The two men were hunting – apparently for Bigfoot – around 177th East Avenue and Tiger Switch Road Saturday night. Omar Pineda reportedly heard a “barking noise,” jerked and shot his friend in the back, authorities say.
My sympathy is minimal. Seems to me the people of Oklahoma feel unjustifiably entitled to set out and haul in a Sasquatch whenever they damn well please.
Turns out, Okies, you’ve gone after this guy one time too many:
Two years ago, at the conclusion of the NBA lockout and the commencement of the 2011-12 season, I wrote a post titled The NBA season just started and already things are starting to get awkward. Feel free to check it out — the whole thing is 58 words-and-a-picture long — but the main thrust was that the NBA was insensitive for choosing to sponsor a Tweet of any sort in the Seattle area.
Nearly two years later, and under similar circumstances, you might have thought the marketers of the world learned their lesson — but apparently, they don’t all read my blog. Which is how we ended up with this:

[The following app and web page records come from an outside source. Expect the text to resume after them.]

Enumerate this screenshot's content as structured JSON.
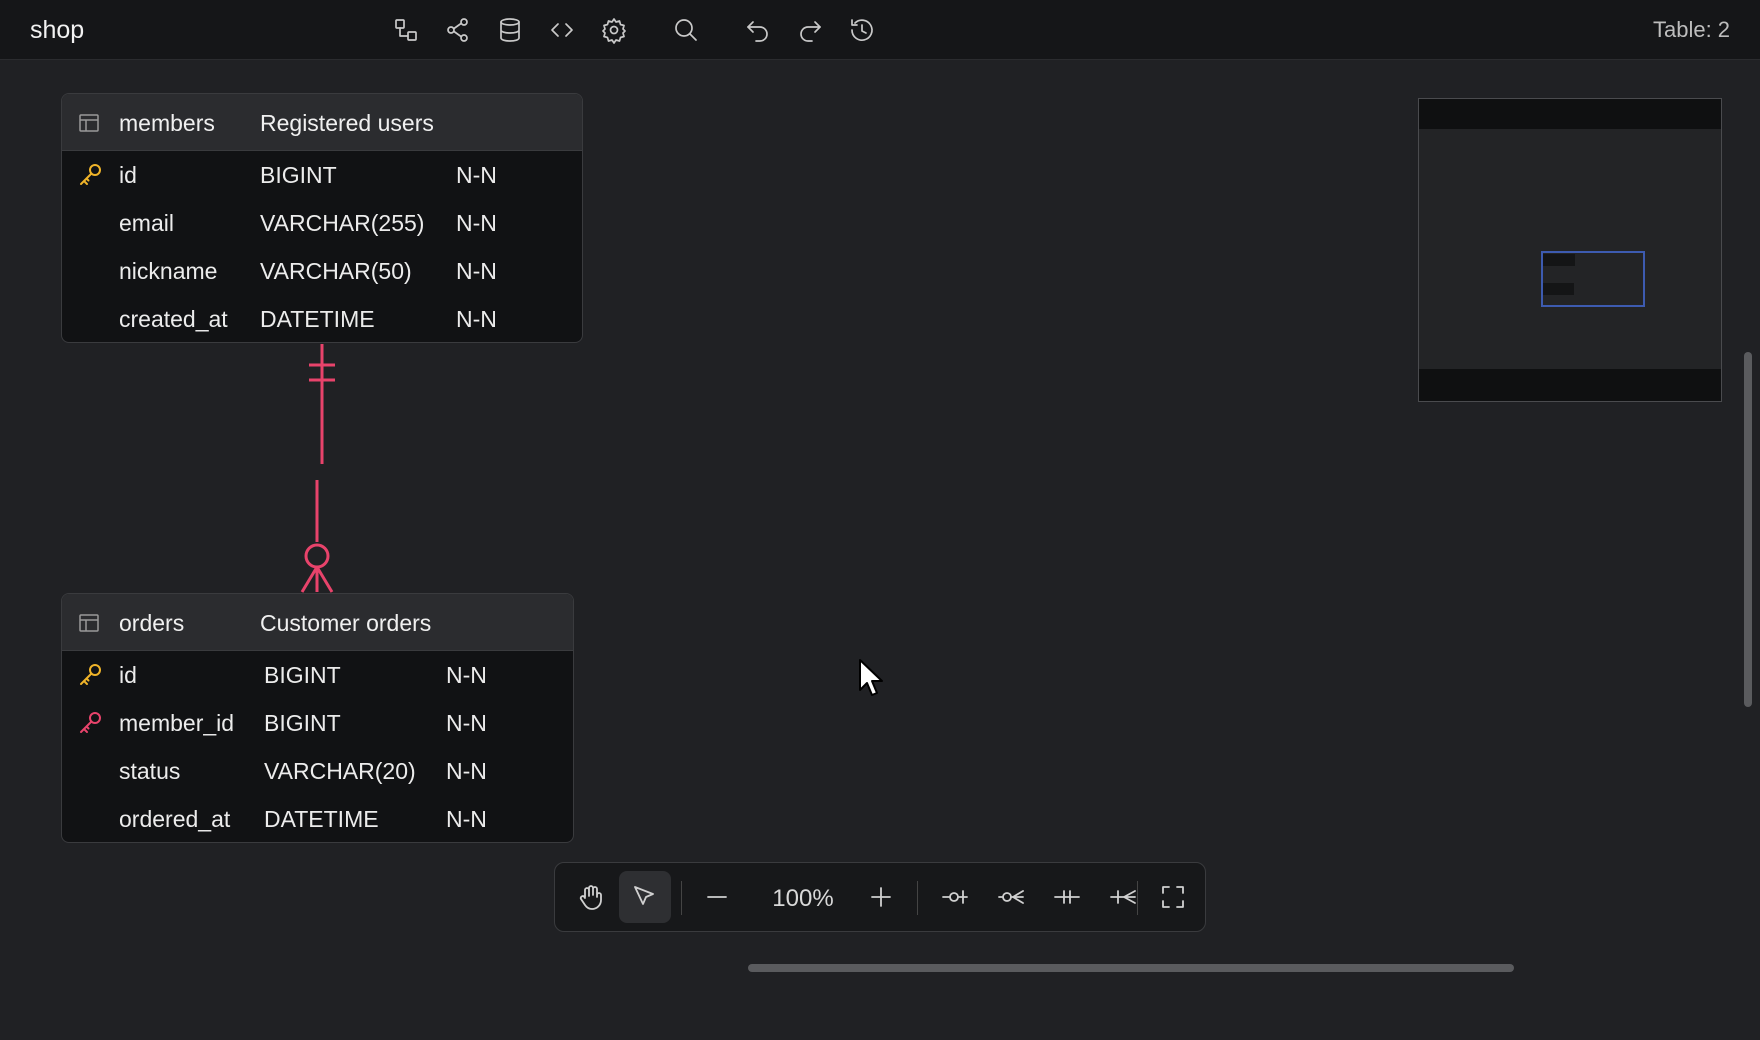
{
  "header": {
    "title": "shop",
    "table_count_label": "Table:",
    "table_count": "2",
    "icons": [
      "diagram-icon",
      "share-icon",
      "database-icon",
      "code-icon",
      "gear-icon",
      "search-icon",
      "undo-icon",
      "redo-icon",
      "history-icon"
    ]
  },
  "tables": [
    {
      "name": "members",
      "comment": "Registered users",
      "columns": [
        {
          "name": "id",
          "type": "BIGINT",
          "nullability": "N-N",
          "key": "primary"
        },
        {
          "name": "email",
          "type": "VARCHAR(255)",
          "nullability": "N-N",
          "key": ""
        },
        {
          "name": "nickname",
          "type": "VARCHAR(50)",
          "nullability": "N-N",
          "key": ""
        },
        {
          "name": "created_at",
          "type": "DATETIME",
          "nullability": "N-N",
          "key": ""
        }
      ]
    },
    {
      "name": "orders",
      "comment": "Customer orders",
      "columns": [
        {
          "name": "id",
          "type": "BIGINT",
          "nullability": "N-N",
          "key": "primary"
        },
        {
          "name": "member_id",
          "type": "BIGINT",
          "nullability": "N-N",
          "key": "foreign"
        },
        {
          "name": "status",
          "type": "VARCHAR(20)",
          "nullability": "N-N",
          "key": ""
        },
        {
          "name": "ordered_at",
          "type": "DATETIME",
          "nullability": "N-N",
          "key": ""
        }
      ]
    }
  ],
  "relationship": {
    "from": "members",
    "to": "orders",
    "from_cardinality": "one-and-only-one",
    "to_cardinality": "zero-or-many"
  },
  "toolbar": {
    "zoom": "100%",
    "tools": [
      "hand-icon",
      "pointer-icon",
      "zoom-out-icon",
      "zoom-in-icon",
      "zero-or-one-icon",
      "zero-or-many-icon",
      "one-only-icon",
      "one-or-many-icon",
      "fullscreen-icon"
    ]
  },
  "colors": {
    "background": "#202124",
    "primary_key": "#f0b429",
    "foreign_key": "#e8436b",
    "relation_line": "#e8436b",
    "minimap_viewport": "#3d5bb0"
  }
}
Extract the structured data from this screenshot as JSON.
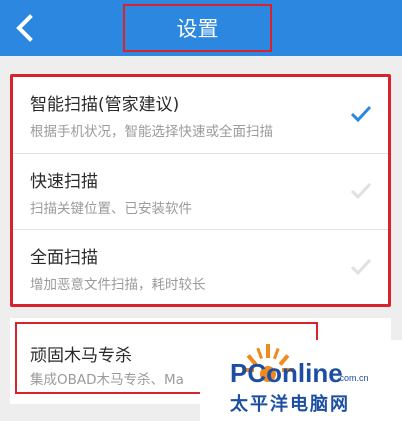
{
  "header": {
    "title": "设置",
    "back_icon": "chevron-left-icon",
    "bg_color": "#2b87e0"
  },
  "scan_options": [
    {
      "title": "智能扫描(管家建议)",
      "subtitle": "根据手机状况，智能选择快速或全面扫描",
      "selected": true
    },
    {
      "title": "快速扫描",
      "subtitle": "扫描关键位置、已安装软件",
      "selected": false
    },
    {
      "title": "全面扫描",
      "subtitle": "增加恶意文件扫描，耗时较长",
      "selected": false
    }
  ],
  "trojan": {
    "title": "顽固木马专杀",
    "subtitle": "集成OBAD木马专杀、Ma"
  },
  "watermark": {
    "brand": "PConline",
    "domain": ".com.cn",
    "cn_name": "太平洋电脑网"
  },
  "colors": {
    "highlight_border": "#d8232c",
    "check_active": "#2b87e0",
    "check_inactive": "#e0e0e0"
  }
}
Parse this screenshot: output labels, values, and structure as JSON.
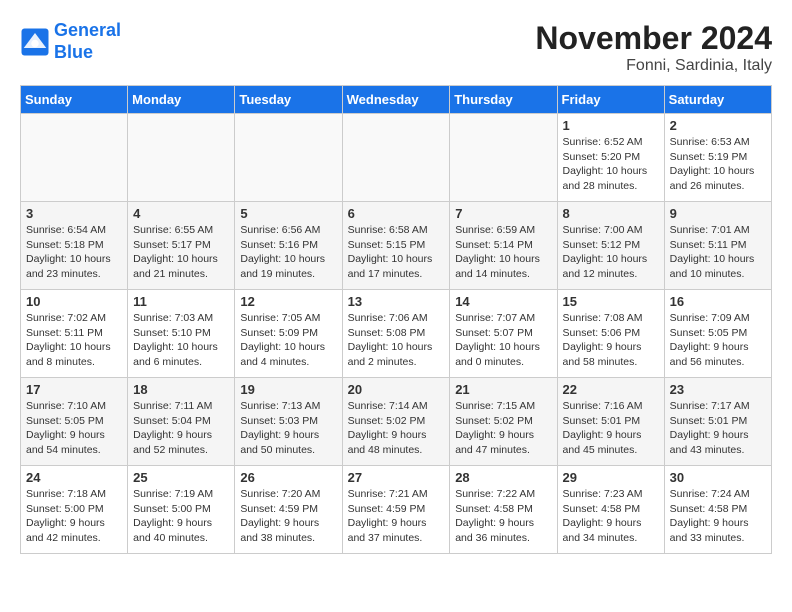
{
  "header": {
    "logo_line1": "General",
    "logo_line2": "Blue",
    "month": "November 2024",
    "location": "Fonni, Sardinia, Italy"
  },
  "weekdays": [
    "Sunday",
    "Monday",
    "Tuesday",
    "Wednesday",
    "Thursday",
    "Friday",
    "Saturday"
  ],
  "weeks": [
    [
      {
        "day": "",
        "info": ""
      },
      {
        "day": "",
        "info": ""
      },
      {
        "day": "",
        "info": ""
      },
      {
        "day": "",
        "info": ""
      },
      {
        "day": "",
        "info": ""
      },
      {
        "day": "1",
        "info": "Sunrise: 6:52 AM\nSunset: 5:20 PM\nDaylight: 10 hours and 28 minutes."
      },
      {
        "day": "2",
        "info": "Sunrise: 6:53 AM\nSunset: 5:19 PM\nDaylight: 10 hours and 26 minutes."
      }
    ],
    [
      {
        "day": "3",
        "info": "Sunrise: 6:54 AM\nSunset: 5:18 PM\nDaylight: 10 hours and 23 minutes."
      },
      {
        "day": "4",
        "info": "Sunrise: 6:55 AM\nSunset: 5:17 PM\nDaylight: 10 hours and 21 minutes."
      },
      {
        "day": "5",
        "info": "Sunrise: 6:56 AM\nSunset: 5:16 PM\nDaylight: 10 hours and 19 minutes."
      },
      {
        "day": "6",
        "info": "Sunrise: 6:58 AM\nSunset: 5:15 PM\nDaylight: 10 hours and 17 minutes."
      },
      {
        "day": "7",
        "info": "Sunrise: 6:59 AM\nSunset: 5:14 PM\nDaylight: 10 hours and 14 minutes."
      },
      {
        "day": "8",
        "info": "Sunrise: 7:00 AM\nSunset: 5:12 PM\nDaylight: 10 hours and 12 minutes."
      },
      {
        "day": "9",
        "info": "Sunrise: 7:01 AM\nSunset: 5:11 PM\nDaylight: 10 hours and 10 minutes."
      }
    ],
    [
      {
        "day": "10",
        "info": "Sunrise: 7:02 AM\nSunset: 5:11 PM\nDaylight: 10 hours and 8 minutes."
      },
      {
        "day": "11",
        "info": "Sunrise: 7:03 AM\nSunset: 5:10 PM\nDaylight: 10 hours and 6 minutes."
      },
      {
        "day": "12",
        "info": "Sunrise: 7:05 AM\nSunset: 5:09 PM\nDaylight: 10 hours and 4 minutes."
      },
      {
        "day": "13",
        "info": "Sunrise: 7:06 AM\nSunset: 5:08 PM\nDaylight: 10 hours and 2 minutes."
      },
      {
        "day": "14",
        "info": "Sunrise: 7:07 AM\nSunset: 5:07 PM\nDaylight: 10 hours and 0 minutes."
      },
      {
        "day": "15",
        "info": "Sunrise: 7:08 AM\nSunset: 5:06 PM\nDaylight: 9 hours and 58 minutes."
      },
      {
        "day": "16",
        "info": "Sunrise: 7:09 AM\nSunset: 5:05 PM\nDaylight: 9 hours and 56 minutes."
      }
    ],
    [
      {
        "day": "17",
        "info": "Sunrise: 7:10 AM\nSunset: 5:05 PM\nDaylight: 9 hours and 54 minutes."
      },
      {
        "day": "18",
        "info": "Sunrise: 7:11 AM\nSunset: 5:04 PM\nDaylight: 9 hours and 52 minutes."
      },
      {
        "day": "19",
        "info": "Sunrise: 7:13 AM\nSunset: 5:03 PM\nDaylight: 9 hours and 50 minutes."
      },
      {
        "day": "20",
        "info": "Sunrise: 7:14 AM\nSunset: 5:02 PM\nDaylight: 9 hours and 48 minutes."
      },
      {
        "day": "21",
        "info": "Sunrise: 7:15 AM\nSunset: 5:02 PM\nDaylight: 9 hours and 47 minutes."
      },
      {
        "day": "22",
        "info": "Sunrise: 7:16 AM\nSunset: 5:01 PM\nDaylight: 9 hours and 45 minutes."
      },
      {
        "day": "23",
        "info": "Sunrise: 7:17 AM\nSunset: 5:01 PM\nDaylight: 9 hours and 43 minutes."
      }
    ],
    [
      {
        "day": "24",
        "info": "Sunrise: 7:18 AM\nSunset: 5:00 PM\nDaylight: 9 hours and 42 minutes."
      },
      {
        "day": "25",
        "info": "Sunrise: 7:19 AM\nSunset: 5:00 PM\nDaylight: 9 hours and 40 minutes."
      },
      {
        "day": "26",
        "info": "Sunrise: 7:20 AM\nSunset: 4:59 PM\nDaylight: 9 hours and 38 minutes."
      },
      {
        "day": "27",
        "info": "Sunrise: 7:21 AM\nSunset: 4:59 PM\nDaylight: 9 hours and 37 minutes."
      },
      {
        "day": "28",
        "info": "Sunrise: 7:22 AM\nSunset: 4:58 PM\nDaylight: 9 hours and 36 minutes."
      },
      {
        "day": "29",
        "info": "Sunrise: 7:23 AM\nSunset: 4:58 PM\nDaylight: 9 hours and 34 minutes."
      },
      {
        "day": "30",
        "info": "Sunrise: 7:24 AM\nSunset: 4:58 PM\nDaylight: 9 hours and 33 minutes."
      }
    ]
  ]
}
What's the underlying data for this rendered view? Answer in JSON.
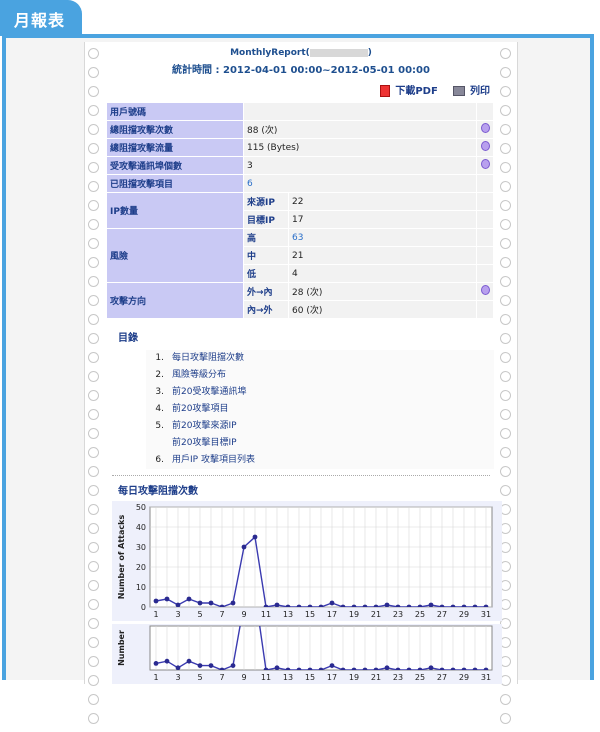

This evening, Macklemore performed at fake Spring Fling in New Haven. I did not attend, but the specter of the Thrift Shop rapper performing before hundreds/thousands/[insert official police estimate here] of adoring fans inexplicably called to mind an article that showed up in Slate back in February, “Macklemore NBA ad with Wings: Is the rapper a sellout?” Slate has since changed the article to “Macklemore’s Strangely Self-Censored NBA Promo”, but the original title is still visible in the url, or through the Google if you don’t believe me.
In case you didn’t come across the article when it first came out, Jordan Teicher used it to compare the original lyrics of Macklemore’s Wings with the truncated version that appeared in the NBA’s All-Star Weekend Preview:
Last week’s news that the Kings may be coming to the Queen City — swear to god, I did not make that name up — produced some decidedly mixed feelings. I was excited the Sonics might be on their way back to Seattle, but unhappy about how the whole thing went down:
Having lived through the Sonics’ departure, I know it can be brutal, and I wouldn’t wish that on anyone* and certainly not on the poor people of Sacramento (even if most of them are probably 49ers fans).
*OK, that’s not entirely true — I do wish that experience on OKC, but even then just because I’d prefer to have the real Sonics back.
The news also prompted an outpouring of media speculation, including an article in the Seattle Times that pointed out that the city it calls home is not exactly enamored with the NBA these days, With worse fan support than Spokane, can Seattle get its NBA mojo back? That article is brutal, especially since it’s so hard for anything to be worse than it is in Spokane: